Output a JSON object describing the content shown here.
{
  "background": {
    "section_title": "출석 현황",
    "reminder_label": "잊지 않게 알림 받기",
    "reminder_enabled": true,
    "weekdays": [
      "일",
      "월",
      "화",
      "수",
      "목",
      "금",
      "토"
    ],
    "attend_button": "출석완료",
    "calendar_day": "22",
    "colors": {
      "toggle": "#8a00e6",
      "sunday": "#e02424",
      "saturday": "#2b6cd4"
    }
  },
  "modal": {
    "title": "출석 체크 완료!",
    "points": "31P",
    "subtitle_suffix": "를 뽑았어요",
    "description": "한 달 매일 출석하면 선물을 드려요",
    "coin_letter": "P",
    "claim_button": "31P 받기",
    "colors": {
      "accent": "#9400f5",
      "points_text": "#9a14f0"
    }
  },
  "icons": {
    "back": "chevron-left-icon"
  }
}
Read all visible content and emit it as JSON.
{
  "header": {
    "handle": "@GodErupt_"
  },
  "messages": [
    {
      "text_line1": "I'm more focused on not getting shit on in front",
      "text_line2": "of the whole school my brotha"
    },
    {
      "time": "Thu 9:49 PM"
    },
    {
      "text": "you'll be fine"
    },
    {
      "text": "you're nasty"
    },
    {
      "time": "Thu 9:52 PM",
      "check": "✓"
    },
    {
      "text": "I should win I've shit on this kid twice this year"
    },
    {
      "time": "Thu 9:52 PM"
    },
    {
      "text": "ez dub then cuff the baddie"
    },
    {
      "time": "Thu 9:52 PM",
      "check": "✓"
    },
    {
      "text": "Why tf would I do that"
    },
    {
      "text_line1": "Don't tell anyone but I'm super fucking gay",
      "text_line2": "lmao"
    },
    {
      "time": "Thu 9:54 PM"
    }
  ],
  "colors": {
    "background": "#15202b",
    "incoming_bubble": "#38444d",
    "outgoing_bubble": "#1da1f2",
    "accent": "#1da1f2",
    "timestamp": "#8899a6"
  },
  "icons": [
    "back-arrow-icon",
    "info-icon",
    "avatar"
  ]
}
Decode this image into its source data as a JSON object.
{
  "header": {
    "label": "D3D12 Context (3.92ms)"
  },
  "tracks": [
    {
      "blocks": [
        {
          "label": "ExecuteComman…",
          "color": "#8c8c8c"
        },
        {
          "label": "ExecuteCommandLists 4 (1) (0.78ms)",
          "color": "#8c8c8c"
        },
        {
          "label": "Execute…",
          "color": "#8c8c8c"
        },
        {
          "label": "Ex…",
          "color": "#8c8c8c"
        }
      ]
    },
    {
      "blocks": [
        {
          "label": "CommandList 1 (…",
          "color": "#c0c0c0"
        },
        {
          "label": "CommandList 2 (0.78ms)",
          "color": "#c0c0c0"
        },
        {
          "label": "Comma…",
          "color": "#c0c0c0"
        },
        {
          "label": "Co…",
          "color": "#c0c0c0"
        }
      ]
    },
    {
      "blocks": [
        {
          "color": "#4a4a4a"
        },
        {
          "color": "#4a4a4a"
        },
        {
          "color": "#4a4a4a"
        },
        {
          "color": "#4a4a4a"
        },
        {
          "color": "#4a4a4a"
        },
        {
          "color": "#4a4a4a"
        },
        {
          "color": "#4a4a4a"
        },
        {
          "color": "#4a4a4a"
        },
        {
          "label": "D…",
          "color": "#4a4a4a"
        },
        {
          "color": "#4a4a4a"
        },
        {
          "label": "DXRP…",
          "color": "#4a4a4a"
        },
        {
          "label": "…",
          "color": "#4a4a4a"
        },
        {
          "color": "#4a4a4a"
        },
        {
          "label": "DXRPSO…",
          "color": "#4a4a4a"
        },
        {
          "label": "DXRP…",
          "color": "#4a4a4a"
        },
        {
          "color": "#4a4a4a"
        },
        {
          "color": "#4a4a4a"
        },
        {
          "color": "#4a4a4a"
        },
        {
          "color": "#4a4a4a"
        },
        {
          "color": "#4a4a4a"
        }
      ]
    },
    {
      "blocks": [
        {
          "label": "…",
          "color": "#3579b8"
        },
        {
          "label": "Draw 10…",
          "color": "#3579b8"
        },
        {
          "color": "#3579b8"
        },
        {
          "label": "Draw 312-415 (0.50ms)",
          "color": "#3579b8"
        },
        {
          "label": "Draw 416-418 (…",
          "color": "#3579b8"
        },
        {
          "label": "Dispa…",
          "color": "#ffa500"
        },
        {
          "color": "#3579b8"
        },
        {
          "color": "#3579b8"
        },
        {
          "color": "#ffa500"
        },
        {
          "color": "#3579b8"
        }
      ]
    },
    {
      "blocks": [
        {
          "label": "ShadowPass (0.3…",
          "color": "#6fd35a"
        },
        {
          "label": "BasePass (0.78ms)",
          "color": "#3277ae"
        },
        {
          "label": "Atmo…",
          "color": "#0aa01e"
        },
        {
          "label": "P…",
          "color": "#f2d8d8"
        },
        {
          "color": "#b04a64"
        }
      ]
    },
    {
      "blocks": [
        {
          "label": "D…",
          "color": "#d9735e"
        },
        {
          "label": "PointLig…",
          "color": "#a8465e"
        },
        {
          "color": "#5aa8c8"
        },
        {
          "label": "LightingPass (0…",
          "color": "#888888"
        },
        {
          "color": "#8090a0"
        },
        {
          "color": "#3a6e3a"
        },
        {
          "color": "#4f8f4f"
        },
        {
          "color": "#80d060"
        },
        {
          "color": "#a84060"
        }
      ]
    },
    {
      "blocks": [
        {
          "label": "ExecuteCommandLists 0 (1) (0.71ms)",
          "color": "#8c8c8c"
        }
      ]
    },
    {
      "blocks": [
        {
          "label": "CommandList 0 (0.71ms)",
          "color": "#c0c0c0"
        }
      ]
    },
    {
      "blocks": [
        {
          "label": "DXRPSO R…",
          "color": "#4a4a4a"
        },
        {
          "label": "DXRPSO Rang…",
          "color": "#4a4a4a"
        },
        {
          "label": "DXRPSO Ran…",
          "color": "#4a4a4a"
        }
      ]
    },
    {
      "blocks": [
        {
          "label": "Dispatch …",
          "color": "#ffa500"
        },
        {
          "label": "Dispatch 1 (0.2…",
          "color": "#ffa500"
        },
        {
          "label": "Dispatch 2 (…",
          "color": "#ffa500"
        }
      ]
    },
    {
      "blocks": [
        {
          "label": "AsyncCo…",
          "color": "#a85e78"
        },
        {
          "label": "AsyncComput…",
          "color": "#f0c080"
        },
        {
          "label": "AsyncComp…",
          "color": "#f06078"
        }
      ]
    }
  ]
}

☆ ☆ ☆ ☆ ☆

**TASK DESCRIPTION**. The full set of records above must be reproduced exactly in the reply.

**EXERCISE RESULT**.
Output a JSON object describing the content shown here.
{
  "background": {
    "section_title": "출석 현황",
    "reminder_label": "잊지 않게 알림 받기",
    "reminder_enabled": true,
    "weekdays": [
      "일",
      "월",
      "화",
      "수",
      "목",
      "금",
      "토"
    ],
    "attend_button": "출석완료",
    "calendar_day": "22",
    "colors": {
      "toggle": "#8a00e6",
      "sunday": "#e02424",
      "saturday": "#2b6cd4"
    }
  },
  "modal": {
    "title": "출석 체크 완료!",
    "points": "31P",
    "subtitle_suffix": "를 뽑았어요",
    "description": "한 달 매일 출석하면 선물을 드려요",
    "coin_letter": "P",
    "claim_button": "31P 받기",
    "colors": {
      "accent": "#9400f5",
      "points_text": "#9a14f0"
    }
  },
  "icons": {
    "back": "chevron-left-icon"
  }
}
Read all visible content and emit it as JSON.
{
  "header": {
    "handle": "@GodErupt_"
  },
  "messages": [
    {
      "text_line1": "I'm more focused on not getting shit on in front",
      "text_line2": "of the whole school my brotha"
    },
    {
      "time": "Thu 9:49 PM"
    },
    {
      "text": "you'll be fine"
    },
    {
      "text": "you're nasty"
    },
    {
      "time": "Thu 9:52 PM",
      "check": "✓"
    },
    {
      "text": "I should win I've shit on this kid twice this year"
    },
    {
      "time": "Thu 9:52 PM"
    },
    {
      "text": "ez dub then cuff the baddie"
    },
    {
      "time": "Thu 9:52 PM",
      "check": "✓"
    },
    {
      "text": "Why tf would I do that"
    },
    {
      "text_line1": "Don't tell anyone but I'm super fucking gay",
      "text_line2": "lmao"
    },
    {
      "time": "Thu 9:54 PM"
    }
  ],
  "colors": {
    "background": "#15202b",
    "incoming_bubble": "#38444d",
    "outgoing_bubble": "#1da1f2",
    "accent": "#1da1f2",
    "timestamp": "#8899a6"
  },
  "icons": [
    "back-arrow-icon",
    "info-icon",
    "avatar"
  ]
}
Decode this image into its source data as a JSON object.
{
  "header": {
    "label": "D3D12 Context (3.92ms)"
  },
  "tracks": [
    {
      "blocks": [
        {
          "label": "ExecuteComman…",
          "color": "#8c8c8c"
        },
        {
          "label": "ExecuteCommandLists 4 (1) (0.78ms)",
          "color": "#8c8c8c"
        },
        {
          "label": "Execute…",
          "color": "#8c8c8c"
        },
        {
          "label": "Ex…",
          "color": "#8c8c8c"
        }
      ]
    },
    {
      "blocks": [
        {
          "label": "CommandList 1 (…",
          "color": "#c0c0c0"
        },
        {
          "label": "CommandList 2 (0.78ms)",
          "color": "#c0c0c0"
        },
        {
          "label": "Comma…",
          "color": "#c0c0c0"
        },
        {
          "label": "Co…",
          "color": "#c0c0c0"
        }
      ]
    },
    {
      "blocks": [
        {
          "color": "#4a4a4a"
        },
        {
          "color": "#4a4a4a"
        },
        {
          "color": "#4a4a4a"
        },
        {
          "color": "#4a4a4a"
        },
        {
          "color": "#4a4a4a"
        },
        {
          "color": "#4a4a4a"
        },
        {
          "color": "#4a4a4a"
        },
        {
          "color": "#4a4a4a"
        },
        {
          "label": "D…",
          "color": "#4a4a4a"
        },
        {
          "color": "#4a4a4a"
        },
        {
          "label": "DXRP…",
          "color": "#4a4a4a"
        },
        {
          "label": "…",
          "color": "#4a4a4a"
        },
        {
          "color": "#4a4a4a"
        },
        {
          "label": "DXRPSO…",
          "color": "#4a4a4a"
        },
        {
          "label": "DXRP…",
          "color": "#4a4a4a"
        },
        {
          "color": "#4a4a4a"
        },
        {
          "color": "#4a4a4a"
        },
        {
          "color": "#4a4a4a"
        },
        {
          "color": "#4a4a4a"
        },
        {
          "color": "#4a4a4a"
        }
      ]
    },
    {
      "blocks": [
        {
          "label": "…",
          "color": "#3579b8"
        },
        {
          "label": "Draw 10…",
          "color": "#3579b8"
        },
        {
          "color": "#3579b8"
        },
        {
          "label": "Draw 312-415 (0.50ms)",
          "color": "#3579b8"
        },
        {
          "label": "Draw 416-418 (…",
          "color": "#3579b8"
        },
        {
          "label": "Dispa…",
          "color": "#ffa500"
        },
        {
          "color": "#3579b8"
        },
        {
          "color": "#3579b8"
        },
        {
          "color": "#ffa500"
        },
        {
          "color": "#3579b8"
        }
      ]
    },
    {
      "blocks": [
        {
          "label": "ShadowPass (0.3…",
          "color": "#6fd35a"
        },
        {
          "label": "BasePass (0.78ms)",
          "color": "#3277ae"
        },
        {
          "label": "Atmo…",
          "color": "#0aa01e"
        },
        {
          "label": "P…",
          "color": "#f2d8d8"
        },
        {
          "color": "#b04a64"
        }
      ]
    },
    {
      "blocks": [
        {
          "label": "D…",
          "color": "#d9735e"
        },
        {
          "label": "PointLig…",
          "color": "#a8465e"
        },
        {
          "color": "#5aa8c8"
        },
        {
          "label": "LightingPass (0…",
          "color": "#888888"
        },
        {
          "color": "#8090a0"
        },
        {
          "color": "#3a6e3a"
        },
        {
          "color": "#4f8f4f"
        },
        {
          "color": "#80d060"
        },
        {
          "color": "#a84060"
        }
      ]
    },
    {
      "blocks": [
        {
          "label": "ExecuteCommandLists 0 (1) (0.71ms)",
          "color": "#8c8c8c"
        }
      ]
    },
    {
      "blocks": [
        {
          "label": "CommandList 0 (0.71ms)",
          "color": "#c0c0c0"
        }
      ]
    },
    {
      "blocks": [
        {
          "label": "DXRPSO R…",
          "color": "#4a4a4a"
        },
        {
          "label": "DXRPSO Rang…",
          "color": "#4a4a4a"
        },
        {
          "label": "DXRPSO Ran…",
          "color": "#4a4a4a"
        }
      ]
    },
    {
      "blocks": [
        {
          "label": "Dispatch …",
          "color": "#ffa500"
        },
        {
          "label": "Dispatch 1 (0.2…",
          "color": "#ffa500"
        },
        {
          "label": "Dispatch 2 (…",
          "color": "#ffa500"
        }
      ]
    },
    {
      "blocks": [
        {
          "label": "AsyncCo…",
          "color": "#a85e78"
        },
        {
          "label": "AsyncComput…",
          "color": "#f0c080"
        },
        {
          "label": "AsyncComp…",
          "color": "#f06078"
        }
      ]
    }
  ]
}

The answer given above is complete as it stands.